■ **Prompt**:
Repeat the listing exactly. Do not carry over any pictures.

■ **Supplied data**:

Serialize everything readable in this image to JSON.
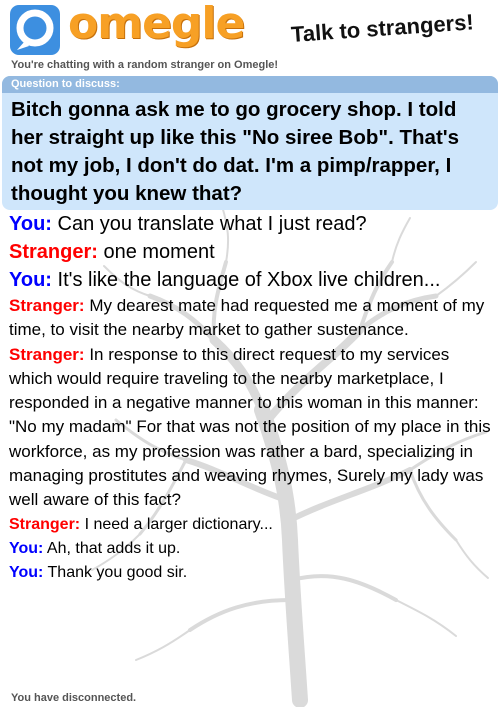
{
  "header": {
    "logo_text": "omegle",
    "tagline": "Talk to strangers!"
  },
  "intro": "You're chatting with a random stranger on Omegle!",
  "question": {
    "label": "Question to discuss:",
    "text": "Bitch gonna ask me to go grocery shop. I told her straight up like this \"No siree Bob\". That's not my job, I don't do dat. I'm a pimp/rapper, I thought you knew that?"
  },
  "messages": [
    {
      "speaker": "You:",
      "text": "Can you translate what I just read?"
    },
    {
      "speaker": "Stranger:",
      "text": "one moment"
    },
    {
      "speaker": "You:",
      "text": "It's like the language of Xbox live children..."
    },
    {
      "speaker": "Stranger:",
      "text": "My dearest mate had requested me a moment of my time, to visit the nearby market to gather sustenance."
    },
    {
      "speaker": "Stranger:",
      "text": "In response to this direct request to my services which would require traveling to the nearby marketplace, I responded in a negative manner to this woman in this manner: \"No my madam\" For that was not the position of my place in this workforce, as my profession was rather a bard, specializing in managing prostitutes and weaving rhymes, Surely my lady was well aware of this fact?"
    },
    {
      "speaker": "Stranger:",
      "text": "I need a larger dictionary..."
    },
    {
      "speaker": "You:",
      "text": "Ah, that adds it up."
    },
    {
      "speaker": "You:",
      "text": "Thank you good sir."
    }
  ],
  "status": "You have disconnected.",
  "colors": {
    "you": "#0000ff",
    "stranger": "#ff0000",
    "brand_orange": "#f7a025",
    "brand_blue": "#3d8fe0",
    "question_bg": "#cfe6fb",
    "question_header": "#93b9e0"
  }
}
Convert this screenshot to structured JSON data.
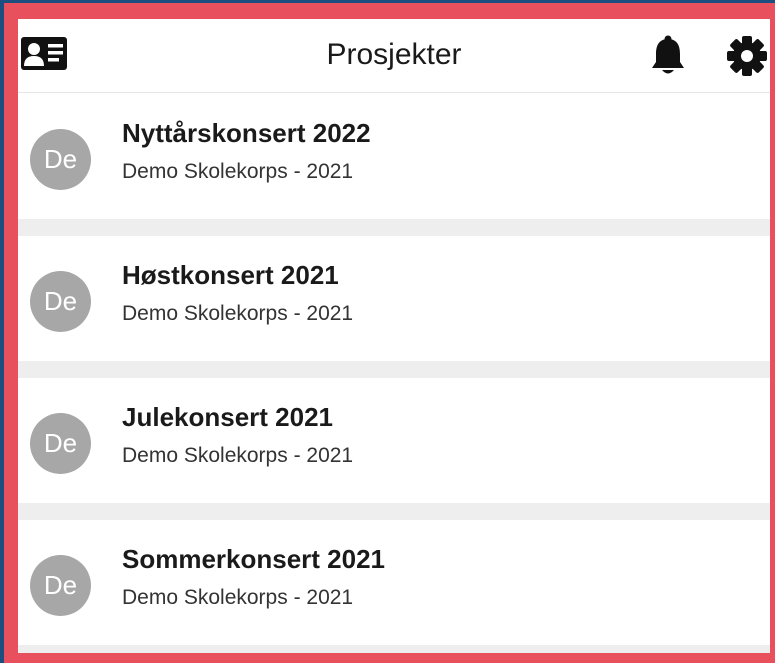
{
  "header": {
    "title": "Prosjekter",
    "icons": {
      "left": "contact-card-icon",
      "right": [
        "bell-icon",
        "gear-icon"
      ]
    }
  },
  "projects": [
    {
      "avatar": "De",
      "title": "Nyttårskonsert 2022",
      "subtitle": "Demo Skolekorps - 2021"
    },
    {
      "avatar": "De",
      "title": "Høstkonsert 2021",
      "subtitle": "Demo Skolekorps - 2021"
    },
    {
      "avatar": "De",
      "title": "Julekonsert 2021",
      "subtitle": "Demo Skolekorps - 2021"
    },
    {
      "avatar": "De",
      "title": "Sommerkonsert 2021",
      "subtitle": "Demo Skolekorps - 2021"
    }
  ],
  "colors": {
    "background": "#1d4e80",
    "frame": "#e9505e",
    "avatar": "#a7a7a7",
    "separator": "#eeeeee"
  }
}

■ **Written answer**:
Serialize everything readable in this image to JSON.
{
  "header": {
    "logo_text": "omegle",
    "tagline": "Talk to strangers!"
  },
  "intro": "You're chatting with a random stranger on Omegle!",
  "question": {
    "label": "Question to discuss:",
    "text": "Bitch gonna ask me to go grocery shop. I told her straight up like this \"No siree Bob\". That's not my job, I don't do dat. I'm a pimp/rapper, I thought you knew that?"
  },
  "messages": [
    {
      "speaker": "You:",
      "text": "Can you translate what I just read?"
    },
    {
      "speaker": "Stranger:",
      "text": "one moment"
    },
    {
      "speaker": "You:",
      "text": "It's like the language of Xbox live children..."
    },
    {
      "speaker": "Stranger:",
      "text": "My dearest mate had requested me a moment of my time, to visit the nearby market to gather sustenance."
    },
    {
      "speaker": "Stranger:",
      "text": "In response to this direct request to my services which would require traveling to the nearby marketplace, I responded in a negative manner to this woman in this manner: \"No my madam\" For that was not the position of my place in this workforce, as my profession was rather a bard, specializing in managing prostitutes and weaving rhymes, Surely my lady was well aware of this fact?"
    },
    {
      "speaker": "Stranger:",
      "text": "I need a larger dictionary..."
    },
    {
      "speaker": "You:",
      "text": "Ah, that adds it up."
    },
    {
      "speaker": "You:",
      "text": "Thank you good sir."
    }
  ],
  "status": "You have disconnected.",
  "colors": {
    "you": "#0000ff",
    "stranger": "#ff0000",
    "brand_orange": "#f7a025",
    "brand_blue": "#3d8fe0",
    "question_bg": "#cfe6fb",
    "question_header": "#93b9e0"
  }
}
Convert this screenshot to structured JSON data.
{
  "header": {
    "title": "Prosjekter",
    "icons": {
      "left": "contact-card-icon",
      "right": [
        "bell-icon",
        "gear-icon"
      ]
    }
  },
  "projects": [
    {
      "avatar": "De",
      "title": "Nyttårskonsert 2022",
      "subtitle": "Demo Skolekorps - 2021"
    },
    {
      "avatar": "De",
      "title": "Høstkonsert 2021",
      "subtitle": "Demo Skolekorps - 2021"
    },
    {
      "avatar": "De",
      "title": "Julekonsert 2021",
      "subtitle": "Demo Skolekorps - 2021"
    },
    {
      "avatar": "De",
      "title": "Sommerkonsert 2021",
      "subtitle": "Demo Skolekorps - 2021"
    }
  ],
  "colors": {
    "background": "#1d4e80",
    "frame": "#e9505e",
    "avatar": "#a7a7a7",
    "separator": "#eeeeee"
  }
}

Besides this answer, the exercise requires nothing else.